There are three evils: first, man-made evil, and second, natural evilboth a result of Adam’s misuse of his free will; and third, angelic evilthat which comes from the spiritual realm, and the result of the misuse of angelic free will. All angels were created good by God, they made a bad decision resulting in an eternal disconnect from God (condemnation), and their revenge is upon mankind.

God’s willhuman and angelic free willGod’s acquiescence
Why, then, does God acquiesce? To not allow evil would require the suppression of free will. Without free will, we would not be human, and we would not be able to freely turn to God in response to his grace, and to love him for who he is. A second consideration is that there is a type of knowledge and formation that comes from experience. In the Vatican II document, Gaudium et spes, we gain a deeper understanding of this form of pedagogy, and its purpose. Speaking of the new heaven and new earth prophesied in Isaiah (65:17ff), 2 Peter (3:13-14), and Revelation (21:1ff), the Council Fathers say this:

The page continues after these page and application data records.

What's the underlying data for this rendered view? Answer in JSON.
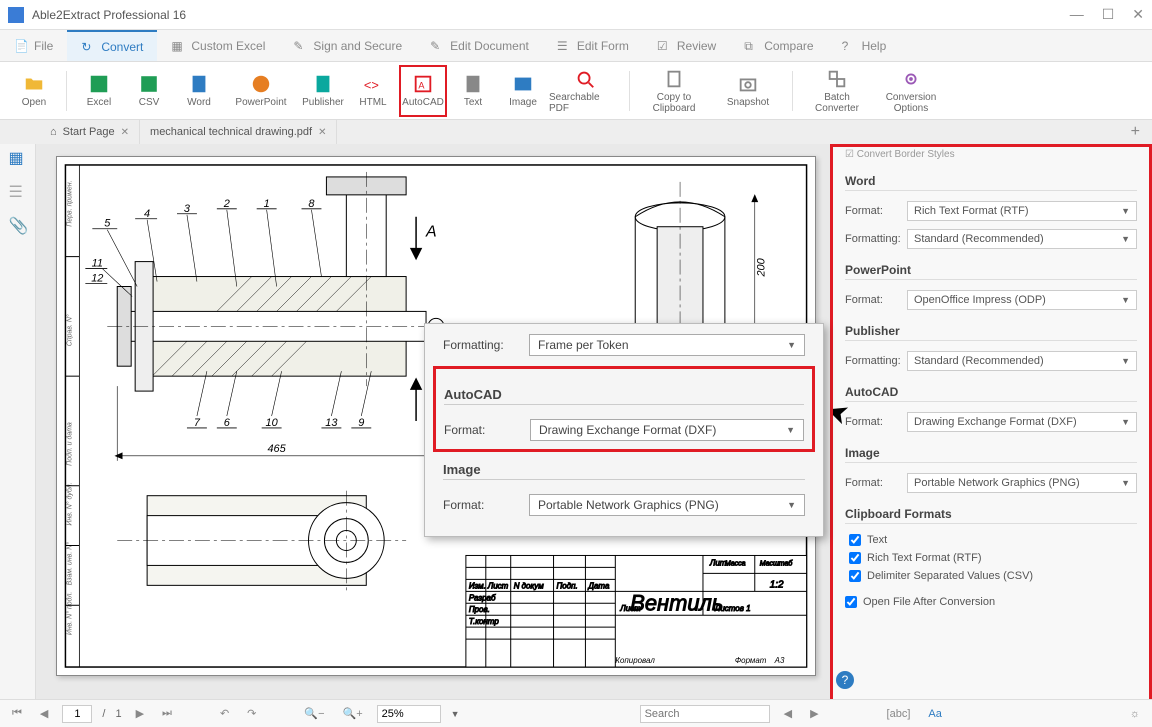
{
  "titlebar": {
    "title": "Able2Extract Professional 16"
  },
  "menu": {
    "items": [
      "File",
      "Convert",
      "Custom Excel",
      "Sign and Secure",
      "Edit Document",
      "Edit Form",
      "Review",
      "Compare",
      "Help"
    ],
    "active_index": 1
  },
  "toolbar": {
    "open": "Open",
    "excel": "Excel",
    "csv": "CSV",
    "word": "Word",
    "powerpoint": "PowerPoint",
    "publisher": "Publisher",
    "html": "HTML",
    "autocad": "AutoCAD",
    "text": "Text",
    "image": "Image",
    "searchable_pdf": "Searchable PDF",
    "copy_to_clipboard": "Copy to\nClipboard",
    "snapshot": "Snapshot",
    "batch_converter": "Batch\nConverter",
    "conversion_options": "Conversion\nOptions"
  },
  "tabs": {
    "start": "Start Page",
    "doc": "mechanical technical drawing.pdf"
  },
  "popup": {
    "formatting_label": "Formatting:",
    "formatting_value": "Frame per Token",
    "autocad_section": "AutoCAD",
    "format_label": "Format:",
    "format_value": "Drawing Exchange Format (DXF)",
    "image_section": "Image",
    "image_format_label": "Format:",
    "image_format_value": "Portable Network Graphics (PNG)"
  },
  "panel": {
    "header_fragment": "Convert Border Styles",
    "word_section": "Word",
    "word_format_label": "Format:",
    "word_format_value": "Rich Text Format (RTF)",
    "word_formatting_label": "Formatting:",
    "word_formatting_value": "Standard (Recommended)",
    "ppt_section": "PowerPoint",
    "ppt_format_label": "Format:",
    "ppt_format_value": "OpenOffice Impress (ODP)",
    "publisher_section": "Publisher",
    "publisher_formatting_label": "Formatting:",
    "publisher_formatting_value": "Standard (Recommended)",
    "autocad_section_frag": "AutoCAD",
    "autocad_format_label": "Format:",
    "autocad_format_value": "Drawing Exchange Format (DXF)",
    "image_section_frag": "Image",
    "image_format_label": "Format:",
    "image_format_value": "Portable Network Graphics (PNG)",
    "clipboard_section": "Clipboard Formats",
    "cb_text": "Text",
    "cb_rtf": "Rich Text Format (RTF)",
    "cb_csv": "Delimiter Separated Values (CSV)",
    "open_after": "Open File After Conversion"
  },
  "drawing": {
    "title_block_text": "Вентиль",
    "title_n_docum": "N докум",
    "title_podp": "Подп.",
    "title_data": "Дата",
    "title_izm": "Изм.",
    "title_list": "Лист",
    "title_razrab": "Разраб",
    "title_prov": "Пров.",
    "title_tkontr": "Т.контр",
    "title_lit": "Лит.",
    "title_massa": "Масса",
    "title_masshtab": "Масштаб",
    "title_scale": "1:2",
    "title_listov": "Листов  1",
    "title_kopiroval": "Копировал",
    "title_format": "Формат",
    "title_format_val": "A3",
    "dim_465": "465",
    "dim_200": "200",
    "callouts": [
      "1",
      "2",
      "3",
      "4",
      "5",
      "6",
      "7",
      "8",
      "9",
      "10",
      "11",
      "12",
      "13"
    ],
    "A_label": "A"
  },
  "statusbar": {
    "page_current": "1",
    "page_sep": "/",
    "page_total": "1",
    "zoom": "25%",
    "search_placeholder": "Search"
  }
}
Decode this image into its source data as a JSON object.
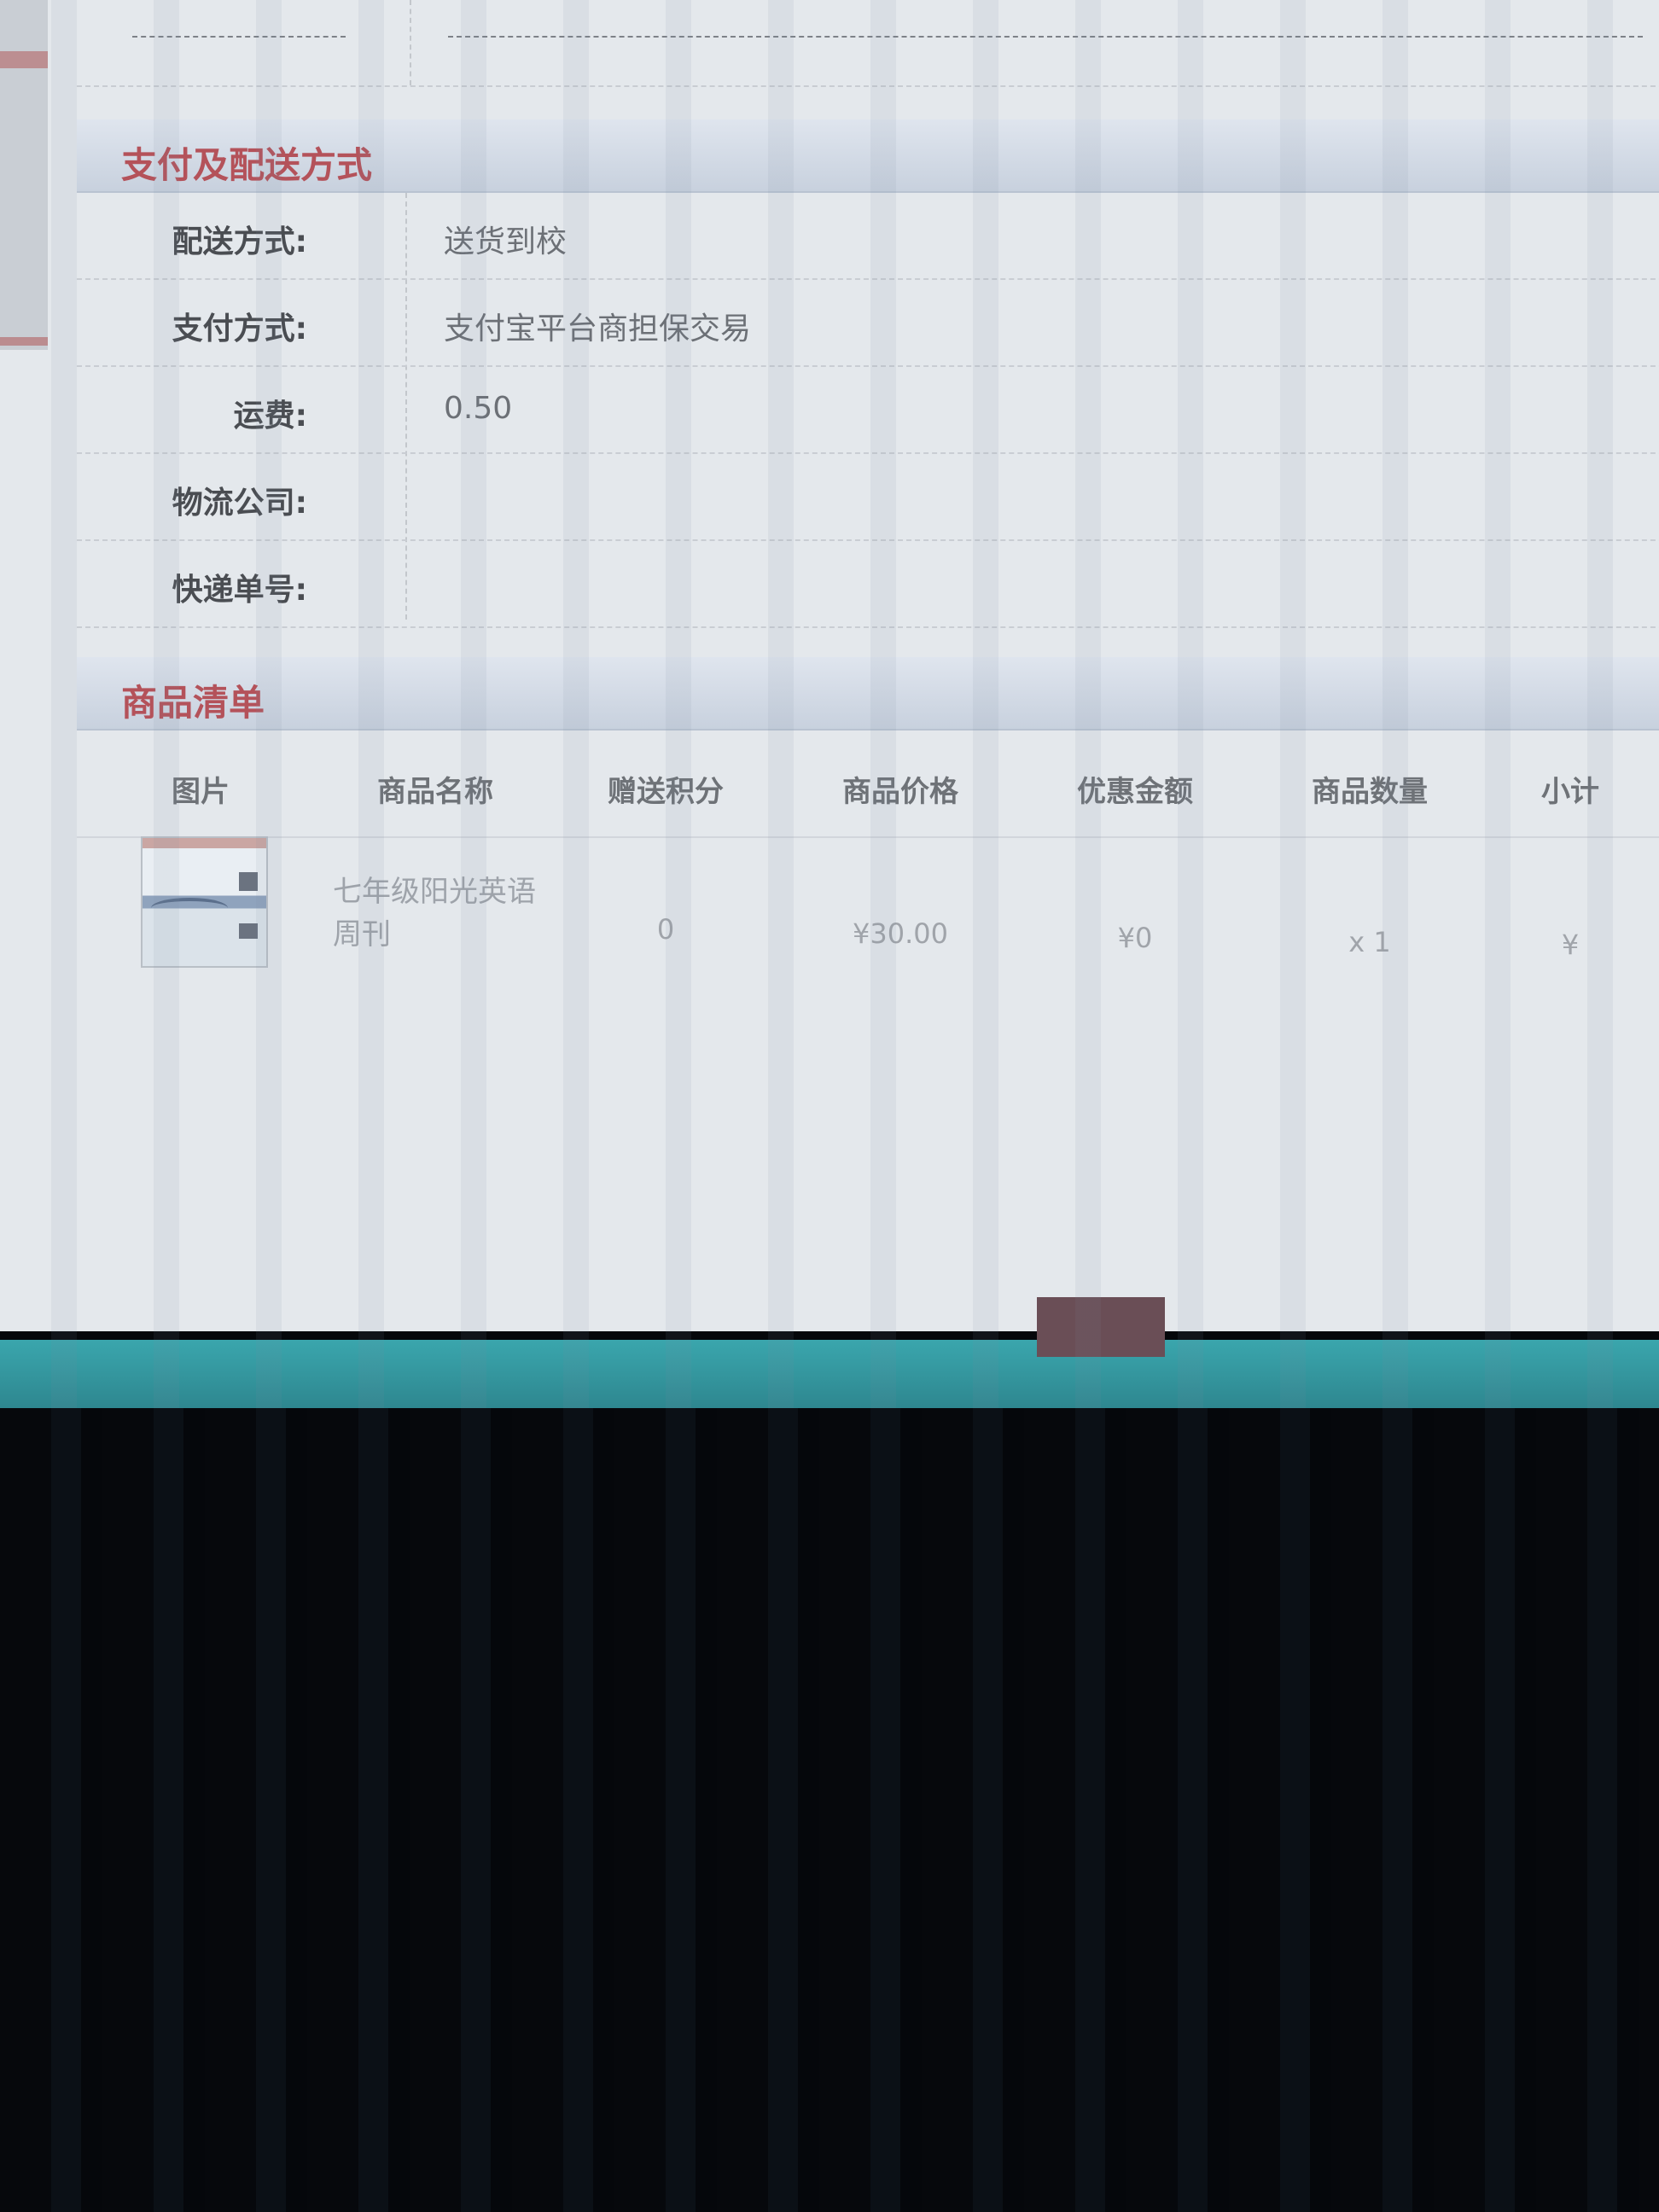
{
  "payment_section": {
    "title": "支付及配送方式",
    "rows": [
      {
        "label": "配送方式:",
        "value": "送货到校"
      },
      {
        "label": "支付方式:",
        "value": "支付宝平台商担保交易"
      },
      {
        "label": "运费:",
        "value": "0.50"
      },
      {
        "label": "物流公司:",
        "value": ""
      },
      {
        "label": "快递单号:",
        "value": ""
      }
    ]
  },
  "goods_section": {
    "title": "商品清单",
    "columns": [
      "图片",
      "商品名称",
      "赠送积分",
      "商品价格",
      "优惠金额",
      "商品数量",
      "小计"
    ],
    "items": [
      {
        "name": "七年级阳光英语周刊",
        "points": "0",
        "price": "¥30.00",
        "discount": "¥0",
        "quantity": "x 1",
        "subtotal": "¥"
      }
    ]
  }
}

For after we have obeyed the Lord, and in his Spirit nurtured on earth, the values of human dignity, brotherhood, and freedom, and, indeed, all the good fruits of our nature and enterprise, we will find them again, but freed of stain, burnished and transfigured, when Christ hands over to the Father: “a kingdom eternal and universal, a kingdom of truth and life, of holiness and grace, of justice, love and peace.” On this earth, that Kingdom is already present in mystery. When the Lord returns it will be brought into full flower. (GS 39)

A final consideration as to why God acquiesces is that at each glimpse of evil, we turn and “run” to God. In order to know God (the Good), and willfully turn to him, we must know evil.

Understanding God’s Providence? … It is very simple.

Deacon Peter Trahan, MATh About Deacon Peter Trahan, MATh

Ordained in 2008 to the Archdiocese of Miami; MA Theology from The Augustine Institute, Denver, CO; Master Catechist with the Archdiocese and Coordinator of Adult Faith Formation at St. Bonaventure Parish. Member of the Fellowship of Catholic Scholars.


  1. Avatar Martin B. Drew says:

    Thank you Deacon Trahan for your article on God’s Providence. . In Job one of the wisdom books there is the fact that Job did not blame God nor turn away from God for the thefts against Job nor the lies about Job and the lack of truth in the gossip about Job.. In this book Job knows and practices Wisdom that is Job practices the Law of God or the ten commandments .. This is shown by the good opinions of his friends in their speeches.